I realized that there is an unquestionable comfort in being misunderstood. For to be understood, one must peel off all the emotional layers and be exposed.
This requires both vulnerability and strength. I guess by using a physical diary (a paper and a pen), I never felt like what I was saying was analyzed or judged. But I also never thought I was understood.
Paper does not talk back.Using a daily digital diary has required emotional strength. It has required the need to trust and the need to provide information to be helped and understood.
Using a daily diary has needed less time and effort than a physical diary as I am prompted to interact through mobile notifications. I also no longer relay information from memory, but rather the medical or personal insights I enter are real-time behaviours and experiences.

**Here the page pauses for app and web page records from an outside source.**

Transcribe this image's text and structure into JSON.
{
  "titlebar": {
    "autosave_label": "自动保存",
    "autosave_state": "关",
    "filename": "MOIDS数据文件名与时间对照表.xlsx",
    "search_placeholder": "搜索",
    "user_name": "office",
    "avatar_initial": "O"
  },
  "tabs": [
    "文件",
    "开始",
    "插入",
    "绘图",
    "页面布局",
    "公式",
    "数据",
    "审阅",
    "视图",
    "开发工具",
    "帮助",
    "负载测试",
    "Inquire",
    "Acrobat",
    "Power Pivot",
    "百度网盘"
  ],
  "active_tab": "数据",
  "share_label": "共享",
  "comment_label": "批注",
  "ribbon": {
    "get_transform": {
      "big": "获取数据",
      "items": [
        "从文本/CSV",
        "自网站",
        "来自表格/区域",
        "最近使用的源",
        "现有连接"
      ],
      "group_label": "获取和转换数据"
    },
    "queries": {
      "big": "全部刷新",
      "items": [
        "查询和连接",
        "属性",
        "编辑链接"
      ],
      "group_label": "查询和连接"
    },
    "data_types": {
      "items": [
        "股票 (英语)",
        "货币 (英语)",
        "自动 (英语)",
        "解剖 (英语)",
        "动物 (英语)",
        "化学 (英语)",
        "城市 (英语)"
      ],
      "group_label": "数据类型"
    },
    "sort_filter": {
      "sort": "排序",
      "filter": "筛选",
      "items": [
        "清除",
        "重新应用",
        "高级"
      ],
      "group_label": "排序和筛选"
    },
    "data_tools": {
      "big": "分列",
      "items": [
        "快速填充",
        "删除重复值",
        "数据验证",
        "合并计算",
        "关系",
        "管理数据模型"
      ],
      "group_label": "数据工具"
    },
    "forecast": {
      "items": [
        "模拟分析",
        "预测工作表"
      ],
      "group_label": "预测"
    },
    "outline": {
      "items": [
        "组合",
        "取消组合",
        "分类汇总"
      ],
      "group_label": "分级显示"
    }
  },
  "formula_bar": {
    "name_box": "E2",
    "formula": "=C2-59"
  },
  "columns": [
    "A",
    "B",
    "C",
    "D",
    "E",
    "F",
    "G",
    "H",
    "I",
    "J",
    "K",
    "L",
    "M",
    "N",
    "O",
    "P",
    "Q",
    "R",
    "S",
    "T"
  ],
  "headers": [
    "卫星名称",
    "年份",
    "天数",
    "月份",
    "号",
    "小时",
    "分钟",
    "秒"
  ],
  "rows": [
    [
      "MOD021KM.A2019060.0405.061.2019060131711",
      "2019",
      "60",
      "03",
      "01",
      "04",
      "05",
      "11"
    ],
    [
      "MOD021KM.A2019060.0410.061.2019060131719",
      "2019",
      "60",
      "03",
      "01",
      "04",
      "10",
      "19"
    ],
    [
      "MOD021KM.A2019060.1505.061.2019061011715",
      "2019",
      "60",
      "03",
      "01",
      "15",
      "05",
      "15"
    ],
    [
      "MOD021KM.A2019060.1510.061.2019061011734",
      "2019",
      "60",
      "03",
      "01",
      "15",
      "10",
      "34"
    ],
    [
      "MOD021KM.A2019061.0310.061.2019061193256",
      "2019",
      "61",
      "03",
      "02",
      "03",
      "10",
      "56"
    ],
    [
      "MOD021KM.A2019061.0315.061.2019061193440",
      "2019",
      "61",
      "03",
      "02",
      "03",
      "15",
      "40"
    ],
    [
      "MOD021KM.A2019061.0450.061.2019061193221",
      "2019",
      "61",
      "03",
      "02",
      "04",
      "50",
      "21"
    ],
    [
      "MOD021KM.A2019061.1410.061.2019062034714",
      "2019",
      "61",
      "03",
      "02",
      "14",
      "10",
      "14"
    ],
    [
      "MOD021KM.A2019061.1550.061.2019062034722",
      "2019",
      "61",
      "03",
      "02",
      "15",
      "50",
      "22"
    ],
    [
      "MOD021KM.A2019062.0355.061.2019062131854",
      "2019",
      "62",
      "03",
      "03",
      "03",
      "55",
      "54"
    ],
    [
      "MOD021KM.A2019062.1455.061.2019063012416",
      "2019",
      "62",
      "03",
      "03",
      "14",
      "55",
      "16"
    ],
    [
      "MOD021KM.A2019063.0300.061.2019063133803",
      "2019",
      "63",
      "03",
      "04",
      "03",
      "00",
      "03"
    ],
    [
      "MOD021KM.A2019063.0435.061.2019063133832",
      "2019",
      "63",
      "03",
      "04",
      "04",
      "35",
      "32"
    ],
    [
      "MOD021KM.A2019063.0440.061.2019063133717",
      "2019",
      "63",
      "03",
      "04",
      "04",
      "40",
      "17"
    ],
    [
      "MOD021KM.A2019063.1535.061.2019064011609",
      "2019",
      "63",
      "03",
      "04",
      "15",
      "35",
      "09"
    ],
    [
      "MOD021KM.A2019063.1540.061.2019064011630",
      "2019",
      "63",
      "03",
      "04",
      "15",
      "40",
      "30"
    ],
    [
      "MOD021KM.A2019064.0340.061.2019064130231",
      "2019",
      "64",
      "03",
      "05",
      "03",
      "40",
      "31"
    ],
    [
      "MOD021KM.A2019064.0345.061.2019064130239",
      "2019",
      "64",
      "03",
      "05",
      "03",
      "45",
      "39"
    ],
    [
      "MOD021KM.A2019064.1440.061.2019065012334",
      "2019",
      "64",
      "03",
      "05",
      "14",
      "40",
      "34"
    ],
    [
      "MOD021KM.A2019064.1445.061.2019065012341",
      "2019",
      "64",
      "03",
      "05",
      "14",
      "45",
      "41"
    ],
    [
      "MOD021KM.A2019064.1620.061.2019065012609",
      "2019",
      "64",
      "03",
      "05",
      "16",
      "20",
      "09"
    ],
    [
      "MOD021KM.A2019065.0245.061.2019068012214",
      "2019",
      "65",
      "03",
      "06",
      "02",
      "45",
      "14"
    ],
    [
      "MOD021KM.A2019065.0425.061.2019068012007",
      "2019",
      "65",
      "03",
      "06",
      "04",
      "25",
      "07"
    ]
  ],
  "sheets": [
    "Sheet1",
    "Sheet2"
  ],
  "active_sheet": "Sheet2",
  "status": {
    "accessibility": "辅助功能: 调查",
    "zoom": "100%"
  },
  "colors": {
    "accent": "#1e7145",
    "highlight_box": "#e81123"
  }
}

The interaction is more organic. I also must confess this technology has allowed me to see patterns in my behaviour that I would have otherwise never noticed. I trust that the data I enter is safe as it is password protected. I also trust that I am safe because my doctor and nutritionist can view my records in real-time.
Also, with the data entered being more objective and diverse through pictures and voice recordings, my treatment plan has been better suited to my needs.
No more elephants in this room